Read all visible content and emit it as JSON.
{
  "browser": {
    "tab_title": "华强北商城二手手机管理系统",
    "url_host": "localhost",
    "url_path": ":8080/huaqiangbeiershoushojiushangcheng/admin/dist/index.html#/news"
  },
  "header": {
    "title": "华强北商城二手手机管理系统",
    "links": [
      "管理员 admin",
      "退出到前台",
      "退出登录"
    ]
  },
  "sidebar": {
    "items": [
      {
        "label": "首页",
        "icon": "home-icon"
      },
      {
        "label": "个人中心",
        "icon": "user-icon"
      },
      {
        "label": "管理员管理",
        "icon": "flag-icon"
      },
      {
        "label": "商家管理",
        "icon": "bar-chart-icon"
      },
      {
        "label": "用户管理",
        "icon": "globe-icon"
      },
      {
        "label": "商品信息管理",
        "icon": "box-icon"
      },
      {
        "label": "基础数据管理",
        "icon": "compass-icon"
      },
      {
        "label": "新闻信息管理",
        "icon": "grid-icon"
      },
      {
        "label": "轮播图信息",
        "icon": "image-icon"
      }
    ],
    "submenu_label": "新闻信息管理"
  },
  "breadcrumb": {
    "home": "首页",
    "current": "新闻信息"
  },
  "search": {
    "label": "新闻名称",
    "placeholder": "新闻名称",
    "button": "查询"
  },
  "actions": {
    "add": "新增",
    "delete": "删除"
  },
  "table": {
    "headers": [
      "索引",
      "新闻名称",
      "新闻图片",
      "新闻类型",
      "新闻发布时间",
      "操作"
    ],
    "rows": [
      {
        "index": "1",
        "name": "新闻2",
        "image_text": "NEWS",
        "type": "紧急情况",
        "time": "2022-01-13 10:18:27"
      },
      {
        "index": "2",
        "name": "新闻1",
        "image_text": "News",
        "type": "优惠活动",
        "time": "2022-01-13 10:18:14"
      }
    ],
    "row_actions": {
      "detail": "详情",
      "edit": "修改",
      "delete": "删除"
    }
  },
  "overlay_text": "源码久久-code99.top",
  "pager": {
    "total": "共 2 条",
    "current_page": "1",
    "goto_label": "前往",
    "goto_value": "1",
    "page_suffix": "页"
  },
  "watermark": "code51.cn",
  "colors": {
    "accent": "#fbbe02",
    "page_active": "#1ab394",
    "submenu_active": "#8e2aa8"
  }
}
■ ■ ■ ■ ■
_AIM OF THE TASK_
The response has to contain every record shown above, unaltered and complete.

_EXERCISE ANSWER_
Read all visible content and emit it as JSON.
{
  "browser": {
    "tab_title": "华强北商城二手手机管理系统",
    "url_host": "localhost",
    "url_path": ":8080/huaqiangbeiershoushojiushangcheng/admin/dist/index.html#/news"
  },
  "header": {
    "title": "华强北商城二手手机管理系统",
    "links": [
      "管理员 admin",
      "退出到前台",
      "退出登录"
    ]
  },
  "sidebar": {
    "items": [
      {
        "label": "首页",
        "icon": "home-icon"
      },
      {
        "label": "个人中心",
        "icon": "user-icon"
      },
      {
        "label": "管理员管理",
        "icon": "flag-icon"
      },
      {
        "label": "商家管理",
        "icon": "bar-chart-icon"
      },
      {
        "label": "用户管理",
        "icon": "globe-icon"
      },
      {
        "label": "商品信息管理",
        "icon": "box-icon"
      },
      {
        "label": "基础数据管理",
        "icon": "compass-icon"
      },
      {
        "label": "新闻信息管理",
        "icon": "grid-icon"
      },
      {
        "label": "轮播图信息",
        "icon": "image-icon"
      }
    ],
    "submenu_label": "新闻信息管理"
  },
  "breadcrumb": {
    "home": "首页",
    "current": "新闻信息"
  },
  "search": {
    "label": "新闻名称",
    "placeholder": "新闻名称",
    "button": "查询"
  },
  "actions": {
    "add": "新增",
    "delete": "删除"
  },
  "table": {
    "headers": [
      "索引",
      "新闻名称",
      "新闻图片",
      "新闻类型",
      "新闻发布时间",
      "操作"
    ],
    "rows": [
      {
        "index": "1",
        "name": "新闻2",
        "image_text": "NEWS",
        "type": "紧急情况",
        "time": "2022-01-13 10:18:27"
      },
      {
        "index": "2",
        "name": "新闻1",
        "image_text": "News",
        "type": "优惠活动",
        "time": "2022-01-13 10:18:14"
      }
    ],
    "row_actions": {
      "detail": "详情",
      "edit": "修改",
      "delete": "删除"
    }
  },
  "overlay_text": "源码久久-code99.top",
  "pager": {
    "total": "共 2 条",
    "current_page": "1",
    "goto_label": "前往",
    "goto_value": "1",
    "page_suffix": "页"
  },
  "watermark": "code51.cn",
  "colors": {
    "accent": "#fbbe02",
    "page_active": "#1ab394",
    "submenu_active": "#8e2aa8"
  }
}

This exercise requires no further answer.